■ Data extracted from a collection ■
+ + +

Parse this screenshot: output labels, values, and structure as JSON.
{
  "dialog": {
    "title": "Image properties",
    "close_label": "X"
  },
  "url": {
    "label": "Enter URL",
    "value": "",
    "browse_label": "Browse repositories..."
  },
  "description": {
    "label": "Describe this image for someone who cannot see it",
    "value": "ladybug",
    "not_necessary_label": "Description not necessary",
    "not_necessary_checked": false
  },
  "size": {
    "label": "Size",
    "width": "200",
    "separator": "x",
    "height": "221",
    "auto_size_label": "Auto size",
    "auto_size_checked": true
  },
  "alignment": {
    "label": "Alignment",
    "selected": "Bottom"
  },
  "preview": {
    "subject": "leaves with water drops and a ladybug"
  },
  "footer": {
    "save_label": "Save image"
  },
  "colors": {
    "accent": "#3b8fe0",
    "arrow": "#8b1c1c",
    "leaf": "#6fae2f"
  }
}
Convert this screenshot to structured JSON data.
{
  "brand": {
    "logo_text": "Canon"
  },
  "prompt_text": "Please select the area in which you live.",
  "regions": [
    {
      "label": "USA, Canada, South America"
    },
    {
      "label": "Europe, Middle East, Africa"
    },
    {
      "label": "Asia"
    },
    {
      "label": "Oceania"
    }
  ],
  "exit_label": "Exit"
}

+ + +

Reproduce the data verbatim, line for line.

Parse this screenshot: output labels, values, and structure as JSON.
{
  "dialog": {
    "title": "Image properties",
    "close_label": "X"
  },
  "url": {
    "label": "Enter URL",
    "value": "",
    "browse_label": "Browse repositories..."
  },
  "description": {
    "label": "Describe this image for someone who cannot see it",
    "value": "ladybug",
    "not_necessary_label": "Description not necessary",
    "not_necessary_checked": false
  },
  "size": {
    "label": "Size",
    "width": "200",
    "separator": "x",
    "height": "221",
    "auto_size_label": "Auto size",
    "auto_size_checked": true
  },
  "alignment": {
    "label": "Alignment",
    "selected": "Bottom"
  },
  "preview": {
    "subject": "leaves with water drops and a ladybug"
  },
  "footer": {
    "save_label": "Save image"
  },
  "colors": {
    "accent": "#3b8fe0",
    "arrow": "#8b1c1c",
    "leaf": "#6fae2f"
  }
}
Convert this screenshot to structured JSON data.
{
  "brand": {
    "logo_text": "Canon"
  },
  "prompt_text": "Please select the area in which you live.",
  "regions": [
    {
      "label": "USA, Canada, South America"
    },
    {
      "label": "Europe, Middle East, Africa"
    },
    {
      "label": "Asia"
    },
    {
      "label": "Oceania"
    }
  ],
  "exit_label": "Exit"
}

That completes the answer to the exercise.